FDA rescinds Emergency Use Authorization of Eli Lilly’s ‘bamlanivimab’ monoclonal antibody treatment
UPDATED 6:20 PM PT – Saturday, April 17, 2021
The FDA has rescinded its Emergency Use Authorization of Eli Lilly’s ‘bamlanivimab,’ the monoclonal antibody treatment for COVID-19, to be used on its own.
The company requested that the treatment have its authorization stripped after new variants prove to be more resistant to the treatment “due to the evolving landscape in the U.S. and the full availability of bamlanivimab and etesevimab together.”
Furthermore, Eli Lilly noted, the request to have authorization revoked was not as a result of any “new safety concern.”
Today, we revoked the emergency use authorization that allowed for the investigational monoclonal antibody therapy bamlanivimab, when administered alone, to be used for the treatment of mild-to-moderate #COVID19 in adults and certain pediatric patients. https://t.co/IRmzknz4EH pic.twitter.com/ALedkNpWyl
— U.S. FDA (@US_FDA) April 16, 2021
The cocktail is also used in combination with another Eli-Lilly monoclonal antibody treatment, which the FDA will continue to authorize as it has proven to reduce the risk of death by some 87 percent.
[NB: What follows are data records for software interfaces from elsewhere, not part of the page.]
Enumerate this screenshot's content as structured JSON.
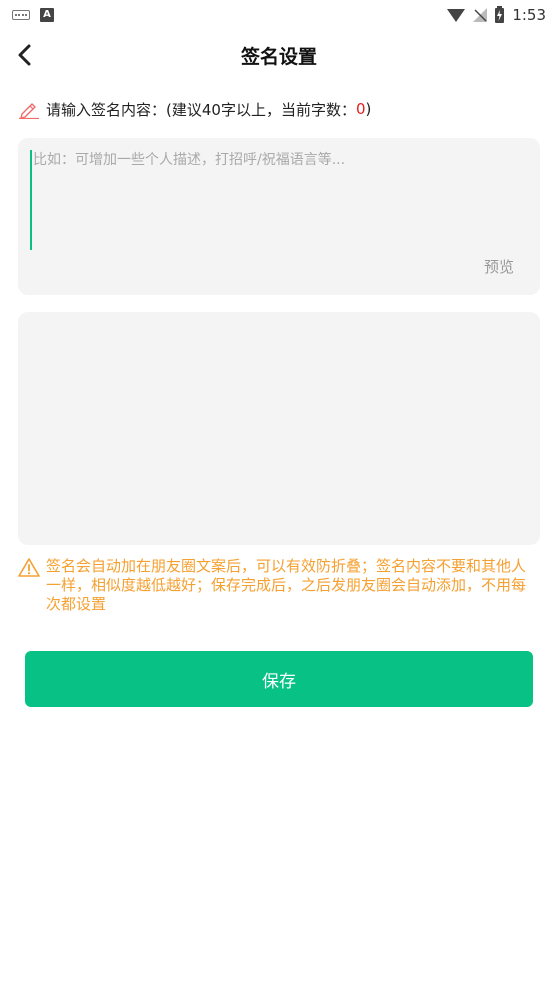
{
  "status_bar": {
    "time": "1:53",
    "icons": [
      "keyboard-icon",
      "a-badge-icon",
      "wifi-icon",
      "no-signal-icon",
      "battery-charging-icon"
    ]
  },
  "nav": {
    "title": "签名设置",
    "back_icon": "chevron-left-icon"
  },
  "hint": {
    "prefix": "请输入签名内容：(建议40字以上，当前字数：",
    "count": "0",
    "suffix": ")",
    "icon": "pencil-icon"
  },
  "input": {
    "value": "",
    "placeholder": "比如：可增加一些个人描述，打招呼/祝福语言等...",
    "preview_label": "预览"
  },
  "warning": {
    "icon": "warning-triangle-icon",
    "text": "签名会自动加在朋友圈文案后，可以有效防折叠；签名内容不要和其他人一样，相似度越低越好；保存完成后，之后发朋友圈会自动添加，不用每次都设置"
  },
  "save_button": {
    "label": "保存"
  },
  "colors": {
    "accent": "#07c284",
    "warning": "#f5a030",
    "count": "#e02020",
    "box_bg": "#f4f4f4"
  }
}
This came after the HHS reported in March they had halted the use of ‘bamlanivimab’ as a solo treatment for COVID-19.